**WHAT YOU SHOULD DO**
Please output all the entries word for word, without the pictures.
╭──
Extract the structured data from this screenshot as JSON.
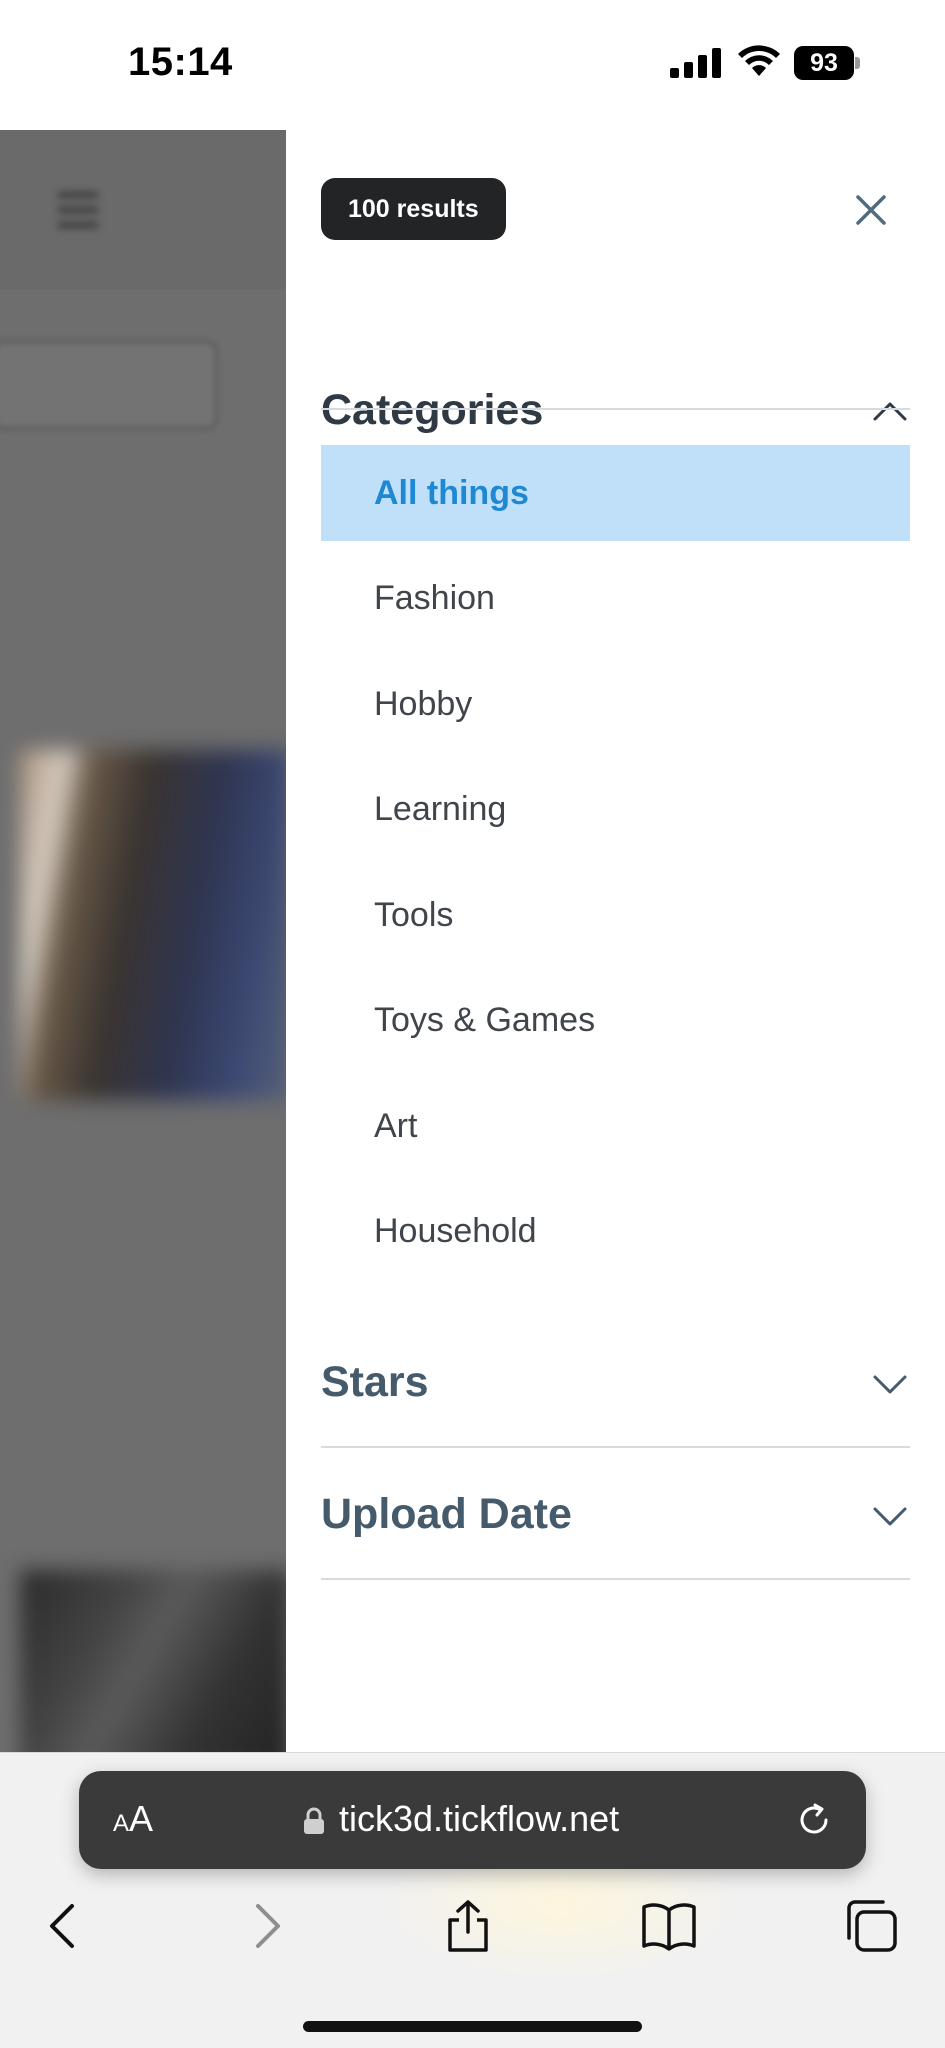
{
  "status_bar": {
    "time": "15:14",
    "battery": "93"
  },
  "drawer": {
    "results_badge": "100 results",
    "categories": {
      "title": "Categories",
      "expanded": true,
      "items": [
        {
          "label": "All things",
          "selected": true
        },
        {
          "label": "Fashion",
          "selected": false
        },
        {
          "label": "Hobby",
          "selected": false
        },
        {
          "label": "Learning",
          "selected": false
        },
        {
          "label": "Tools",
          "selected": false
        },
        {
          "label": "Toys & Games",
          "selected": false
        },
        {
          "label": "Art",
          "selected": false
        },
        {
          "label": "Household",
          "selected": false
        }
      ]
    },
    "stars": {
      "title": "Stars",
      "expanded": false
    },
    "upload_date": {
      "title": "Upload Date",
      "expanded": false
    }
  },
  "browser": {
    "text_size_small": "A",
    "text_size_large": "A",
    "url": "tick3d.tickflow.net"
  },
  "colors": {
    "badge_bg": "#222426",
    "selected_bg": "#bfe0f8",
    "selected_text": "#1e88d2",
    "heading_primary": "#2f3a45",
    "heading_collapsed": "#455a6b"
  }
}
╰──
**COMPLETED TASK**
Extract the structured data from this screenshot as JSON.
{
  "status_bar": {
    "time": "15:14",
    "battery": "93"
  },
  "drawer": {
    "results_badge": "100 results",
    "categories": {
      "title": "Categories",
      "expanded": true,
      "items": [
        {
          "label": "All things",
          "selected": true
        },
        {
          "label": "Fashion",
          "selected": false
        },
        {
          "label": "Hobby",
          "selected": false
        },
        {
          "label": "Learning",
          "selected": false
        },
        {
          "label": "Tools",
          "selected": false
        },
        {
          "label": "Toys & Games",
          "selected": false
        },
        {
          "label": "Art",
          "selected": false
        },
        {
          "label": "Household",
          "selected": false
        }
      ]
    },
    "stars": {
      "title": "Stars",
      "expanded": false
    },
    "upload_date": {
      "title": "Upload Date",
      "expanded": false
    }
  },
  "browser": {
    "text_size_small": "A",
    "text_size_large": "A",
    "url": "tick3d.tickflow.net"
  },
  "colors": {
    "badge_bg": "#222426",
    "selected_bg": "#bfe0f8",
    "selected_text": "#1e88d2",
    "heading_primary": "#2f3a45",
    "heading_collapsed": "#455a6b"
  }
}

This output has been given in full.